The name “Dobhar-chú” is derived from the Irish language, where “dobhar” means water, and “chú” means hound. Thus, the term translates to “water hound,” aptly describing a creature said to inhabit the lakes and rivers of Ireland.
Descriptions of the Dobhar-chú vary, but many accounts describe it as a large, otter-like creature with sleek, dark fur. It is typically depicted with a long, serpentine body and powerful, webbed limbs, making it an adept swimmer. The most distinctive feature of the Dobhar-chú is its sharp teeth and fearsome demeanor, often likened to a fierce predator.
The lore of the Dobhar-chú is deeply rooted in Irish mythology and has been passed down through generations. While many consider it a creature of legend, there have been reported sightings that add an element of mystery to the story.
One of the most famous encounters with the Dobhar-chú occurred in the early 17th century when a woman named Grace Connolly was allegedly killed by the creature while washing clothes in Glenade Lake, County Leitrim. Her husband, Terence, claimed to have avenged her death by slaying the creature.
In the 2000s, reports of Dobhar-chú sightings re-emerged, sparking renewed interest in the cryptid. In one case, a witness reported seeing a large, dog-like creature swimming in a lake in County Sligo, reminiscent of the Dobhar-chú’s descriptions.

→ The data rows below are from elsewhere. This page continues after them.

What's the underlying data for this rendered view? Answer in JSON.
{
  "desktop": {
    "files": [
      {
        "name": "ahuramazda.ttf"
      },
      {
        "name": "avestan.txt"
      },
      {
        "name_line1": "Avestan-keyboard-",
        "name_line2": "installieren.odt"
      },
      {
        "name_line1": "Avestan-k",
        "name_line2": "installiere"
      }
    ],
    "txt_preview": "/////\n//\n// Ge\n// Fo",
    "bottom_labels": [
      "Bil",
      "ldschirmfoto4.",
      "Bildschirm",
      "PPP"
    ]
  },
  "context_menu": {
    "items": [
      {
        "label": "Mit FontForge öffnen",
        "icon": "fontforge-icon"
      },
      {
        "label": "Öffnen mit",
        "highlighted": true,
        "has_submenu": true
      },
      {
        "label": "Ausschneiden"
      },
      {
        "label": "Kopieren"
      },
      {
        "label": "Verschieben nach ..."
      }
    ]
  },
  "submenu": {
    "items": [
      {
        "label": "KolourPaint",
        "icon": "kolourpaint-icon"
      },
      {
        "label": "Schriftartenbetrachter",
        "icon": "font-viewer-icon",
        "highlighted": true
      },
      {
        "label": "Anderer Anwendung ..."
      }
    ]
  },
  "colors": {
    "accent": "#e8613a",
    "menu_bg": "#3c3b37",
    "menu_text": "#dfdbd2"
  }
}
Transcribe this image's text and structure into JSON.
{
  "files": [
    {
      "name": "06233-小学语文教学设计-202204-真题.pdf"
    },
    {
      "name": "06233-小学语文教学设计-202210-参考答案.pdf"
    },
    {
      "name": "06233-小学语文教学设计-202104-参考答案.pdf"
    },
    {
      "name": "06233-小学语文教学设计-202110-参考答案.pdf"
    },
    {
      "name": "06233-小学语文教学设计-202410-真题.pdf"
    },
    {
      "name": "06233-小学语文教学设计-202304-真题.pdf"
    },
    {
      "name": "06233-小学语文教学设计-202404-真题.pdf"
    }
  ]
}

Cryptozoologists and enthusiasts have shown an enduring interest in the Dobhar-chú, often considering it a potential species yet to be discovered by modern science. However, skepticism prevails in the scientific community. Critics argue that the reported sightings of the Dobhar-chú can be attributed to misidentifications of known animals, such as otters, seals, or large fish.
The Dobhar-chú holds a significant place in Irish folklore and culture. It has been featured in traditional tales and songs, cementing its status as a creature of local legend. The cryptid’s image has also made its way into contemporary Irish art, literature, and popular culture.
The Dobhar-chú, the mysterious water hound of Irish folklore, remains a captivating and enduring enigma. Whether it is a real creature that continues to elude discovery or merely a product of legend and folklore, the Dobhar-chú serves as a testament to the enduring power of storytelling and the human fascination with the unknown. As long as the lakes and rivers of Ireland ripple in the moonlight, the legend of the Dobhar-chú will endure, forever lurking in the depths of our imaginations.